Thank you everyone, I asked the question here again after reading the last question of this subject and the answers were over my head. I have no idea what RIO is or CMC gum solution or ferro frit are. most other chemica,l minerals, mysterious substances I am learning to recognize the names when I read them but am not really sure how to use or handle them. I only just figured out what flux is and that's how I know that gerstley borate is one. Currently I am only using commercial products and such knowing its better to wait and experiment with my own when I know A LOT more than I do now. My tiny bags of red iron oxide, gerstley borat and a couple mason stains are the first and only powdered ceramic items I have purchased so far, it took me 2 weeks to get up the nerve to even open the bag of Gerstley borate and a mason stain to mix up a test transfer tile. I've been looking at the bag of red iron oxide mystified by how to get it into liquid form safely. I have purchased a respirator for ceramics use and use it whenever I handle anything dry even wiping down my tables in case I cause clay dust to arise.
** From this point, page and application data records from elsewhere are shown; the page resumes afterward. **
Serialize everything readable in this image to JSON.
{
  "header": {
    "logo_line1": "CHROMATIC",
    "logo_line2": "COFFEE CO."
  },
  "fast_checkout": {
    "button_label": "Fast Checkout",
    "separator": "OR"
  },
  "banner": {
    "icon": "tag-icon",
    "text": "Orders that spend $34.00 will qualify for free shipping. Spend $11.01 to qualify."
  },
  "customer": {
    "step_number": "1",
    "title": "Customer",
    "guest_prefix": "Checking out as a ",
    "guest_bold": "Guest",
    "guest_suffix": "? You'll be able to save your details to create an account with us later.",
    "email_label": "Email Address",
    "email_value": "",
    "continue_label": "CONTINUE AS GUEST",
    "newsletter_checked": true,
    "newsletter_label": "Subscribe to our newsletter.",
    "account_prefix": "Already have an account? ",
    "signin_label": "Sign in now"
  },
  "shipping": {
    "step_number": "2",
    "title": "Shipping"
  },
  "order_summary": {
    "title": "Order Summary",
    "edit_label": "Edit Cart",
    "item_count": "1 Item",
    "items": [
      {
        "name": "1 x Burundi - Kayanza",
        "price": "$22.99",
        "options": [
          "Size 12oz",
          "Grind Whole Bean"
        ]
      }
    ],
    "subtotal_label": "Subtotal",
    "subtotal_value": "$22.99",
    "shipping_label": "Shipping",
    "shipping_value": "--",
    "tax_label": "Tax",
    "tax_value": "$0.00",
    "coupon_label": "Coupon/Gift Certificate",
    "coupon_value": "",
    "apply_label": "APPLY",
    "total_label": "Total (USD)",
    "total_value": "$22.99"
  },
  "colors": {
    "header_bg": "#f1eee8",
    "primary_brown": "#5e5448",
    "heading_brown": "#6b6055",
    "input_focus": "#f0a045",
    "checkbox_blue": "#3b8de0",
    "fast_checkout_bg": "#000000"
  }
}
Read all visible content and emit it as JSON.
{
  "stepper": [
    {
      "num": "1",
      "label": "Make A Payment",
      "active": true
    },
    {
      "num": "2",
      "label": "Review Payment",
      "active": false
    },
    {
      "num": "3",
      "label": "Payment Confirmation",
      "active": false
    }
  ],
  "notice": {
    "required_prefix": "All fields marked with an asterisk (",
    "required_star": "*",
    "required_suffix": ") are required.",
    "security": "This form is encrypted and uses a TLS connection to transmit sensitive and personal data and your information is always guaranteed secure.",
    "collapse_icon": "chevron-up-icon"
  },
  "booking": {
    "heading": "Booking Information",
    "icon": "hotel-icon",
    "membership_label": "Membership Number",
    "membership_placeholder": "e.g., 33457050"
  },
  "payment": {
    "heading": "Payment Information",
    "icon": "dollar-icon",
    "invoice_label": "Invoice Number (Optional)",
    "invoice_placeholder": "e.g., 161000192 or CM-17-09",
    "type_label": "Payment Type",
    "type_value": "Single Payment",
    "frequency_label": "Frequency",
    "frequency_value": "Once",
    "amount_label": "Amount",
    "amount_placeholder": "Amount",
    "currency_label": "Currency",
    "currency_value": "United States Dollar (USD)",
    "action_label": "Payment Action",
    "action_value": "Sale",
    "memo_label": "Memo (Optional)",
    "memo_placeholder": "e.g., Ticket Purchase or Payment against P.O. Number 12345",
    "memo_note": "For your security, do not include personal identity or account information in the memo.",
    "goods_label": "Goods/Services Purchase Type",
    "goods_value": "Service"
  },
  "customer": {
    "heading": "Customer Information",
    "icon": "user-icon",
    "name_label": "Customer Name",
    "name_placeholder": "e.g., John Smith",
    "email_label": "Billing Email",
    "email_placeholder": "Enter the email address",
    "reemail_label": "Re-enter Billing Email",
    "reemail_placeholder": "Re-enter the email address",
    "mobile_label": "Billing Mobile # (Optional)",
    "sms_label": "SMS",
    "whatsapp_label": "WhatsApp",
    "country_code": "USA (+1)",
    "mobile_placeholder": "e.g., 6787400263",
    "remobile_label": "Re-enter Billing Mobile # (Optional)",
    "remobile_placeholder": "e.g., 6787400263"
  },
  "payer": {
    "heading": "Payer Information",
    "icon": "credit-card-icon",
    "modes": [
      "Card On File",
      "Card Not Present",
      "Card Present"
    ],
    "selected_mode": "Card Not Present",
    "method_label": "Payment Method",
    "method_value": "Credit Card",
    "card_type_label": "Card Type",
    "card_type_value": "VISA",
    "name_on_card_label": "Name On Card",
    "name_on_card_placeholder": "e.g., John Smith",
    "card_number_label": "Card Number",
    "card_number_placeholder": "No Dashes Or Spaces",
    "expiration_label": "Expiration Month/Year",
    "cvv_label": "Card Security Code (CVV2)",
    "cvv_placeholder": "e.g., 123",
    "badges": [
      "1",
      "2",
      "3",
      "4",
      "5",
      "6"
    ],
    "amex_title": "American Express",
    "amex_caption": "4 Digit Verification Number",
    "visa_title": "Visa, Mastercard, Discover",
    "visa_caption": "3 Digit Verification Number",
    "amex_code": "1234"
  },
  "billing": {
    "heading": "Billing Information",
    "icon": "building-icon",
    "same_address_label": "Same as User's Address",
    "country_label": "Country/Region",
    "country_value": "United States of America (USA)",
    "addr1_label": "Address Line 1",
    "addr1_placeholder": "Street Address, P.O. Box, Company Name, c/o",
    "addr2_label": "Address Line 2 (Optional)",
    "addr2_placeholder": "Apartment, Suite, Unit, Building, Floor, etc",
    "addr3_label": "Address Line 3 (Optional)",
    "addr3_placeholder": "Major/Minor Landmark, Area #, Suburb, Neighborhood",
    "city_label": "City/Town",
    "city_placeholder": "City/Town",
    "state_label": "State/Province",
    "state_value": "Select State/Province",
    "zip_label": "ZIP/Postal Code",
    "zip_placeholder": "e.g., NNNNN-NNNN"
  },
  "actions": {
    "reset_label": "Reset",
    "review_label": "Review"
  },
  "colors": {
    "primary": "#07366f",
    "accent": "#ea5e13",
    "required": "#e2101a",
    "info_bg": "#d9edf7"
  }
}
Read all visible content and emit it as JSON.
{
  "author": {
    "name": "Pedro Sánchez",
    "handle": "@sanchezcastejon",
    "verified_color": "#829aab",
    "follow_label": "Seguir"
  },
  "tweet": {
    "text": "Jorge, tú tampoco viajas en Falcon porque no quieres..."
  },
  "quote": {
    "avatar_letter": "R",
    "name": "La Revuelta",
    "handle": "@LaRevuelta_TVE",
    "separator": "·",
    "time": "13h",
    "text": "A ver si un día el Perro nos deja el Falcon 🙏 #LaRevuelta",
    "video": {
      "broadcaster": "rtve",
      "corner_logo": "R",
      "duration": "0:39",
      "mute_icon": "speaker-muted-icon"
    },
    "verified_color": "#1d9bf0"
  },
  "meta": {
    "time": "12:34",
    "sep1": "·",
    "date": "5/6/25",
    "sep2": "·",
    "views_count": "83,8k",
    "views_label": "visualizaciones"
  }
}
Again thank you for helping to educate me I read the forum posts old and new but it sometimes takes a awhile to actually figure out and understand what it is I am reading. Sometimes its rather like reading Greek street signs you know the sign in front of the train station says Train Station but you have no idea what the letters printed are. I know eventually ill figure it all out but the learning curve is massive at this point.
Sorry, Terry, I used the abbreviation RIO for Red Iron Oxide. While it is obviously good to error on the side of safety when handling clays and chemicals, some people take it to such an extreme that it is not only silly but a waste of studio time. Almost anything you inhale other than clean air is not good for you, but if you don't use gloves and a respirator to drive down a highway or ride a bike up a dirt trail or to watch your kid slide into home base or clean the cat box or sweep anywhere or put a kid in a sand box then you don't need gloves and a respirator to mix a little RIO (Red Iron Oxide) with water.
BTW, RIO is a main ingredient of ochres that our ancestors used to paint their bodies and cave walls and many people still used today to cover their entire bodies and is one of the many colors tossed into the air over crowds in India.
Jim (Who is still kicking a horse that died around post 10 of this thread and who doesn't like the expression "kicking a dead horse" but used it anyway.)
Kumkum (the red pigment thrown in the air during hindu religious festivals like holi or Krishna Janmastami) is made from mercury sulfide, not iron oxide.
Darrel (who is offically done kicking the dead horse)